Reveni Labs, the Canadian photography accessories brand which has launched a range of light meters, has launched a new Kickstarter campaign for a camera shutter speed tester.
The campaign, which is due to run until 22 November, reached the £19,000 target within 24 hours of launching.
The shutter-speed tester is aimed at repairers, camera shop owners and collectors who need accurate measurements of camera shutter speeds.
“Our favourite film cameras aren’t getting any younger,” the Kickstarter campaign says. “Just like any machine, they need care and maintenance to keep them working. However, the repair shops of the golden age of film are no longer in business, and many of the skilled technicians have passed away, taking their knowledge and experience with them. The tradition of passing down the trade to the next generation has broken.
“The issue is understood, and lots of people are re-learning the craft of camera repair, but there are important tools needed for the trade which are also getting old and hard to find. Professional-grade test equipment can cost many thousands of dollars and is so old that they themselves are no longer reliable. It is difficult to start a camera repair business if you can’t rely on the equipment you need to do your job.”
Reveni Labs founder Matt Bechberger said he wanted the new device to be an affordable device for a new generation of repairers and camera sellers.
The tester can be used either horizontally or vertically according to the space allowed, and can be used to either test camera shutter curtains or leaf shutters inside lenses. It can also test the automatic exposure settings on aperture-priority or shutter-priority modes, as well as continuous shooting modes.
Bechberger says the camera can test shutter speeds as fast as 1/12000 and as slow as one second, and apertures from f/1.4 to f/32. Leaf shutters can be tested from 1s to 1/2000.
A full list of the tester’s capabilities can be seen on the Kickstarter page.
The tester costs CAN$499 (£298) and Bechberger expects the units to start shipping in April 2024 after construction and testing.

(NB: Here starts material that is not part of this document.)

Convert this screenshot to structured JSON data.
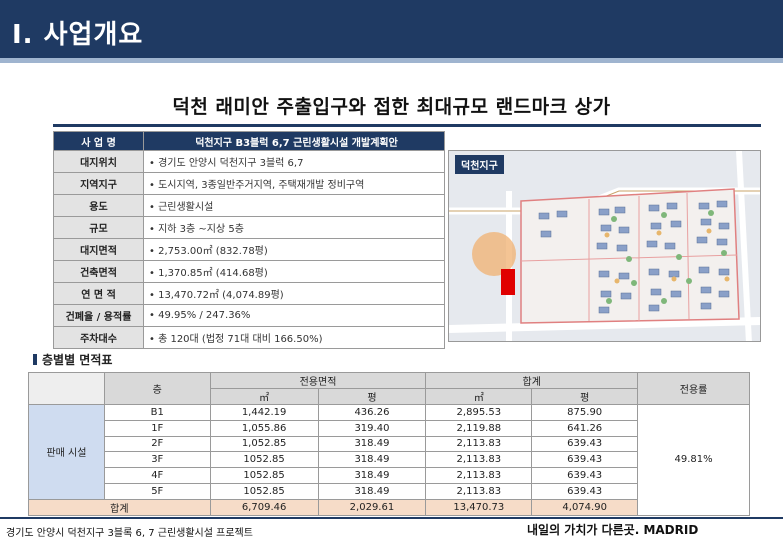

The parts come from a variety of sources – China, Canada, the US and the UK – and every shipped tester will be tested and calibrated by Bechberger himself.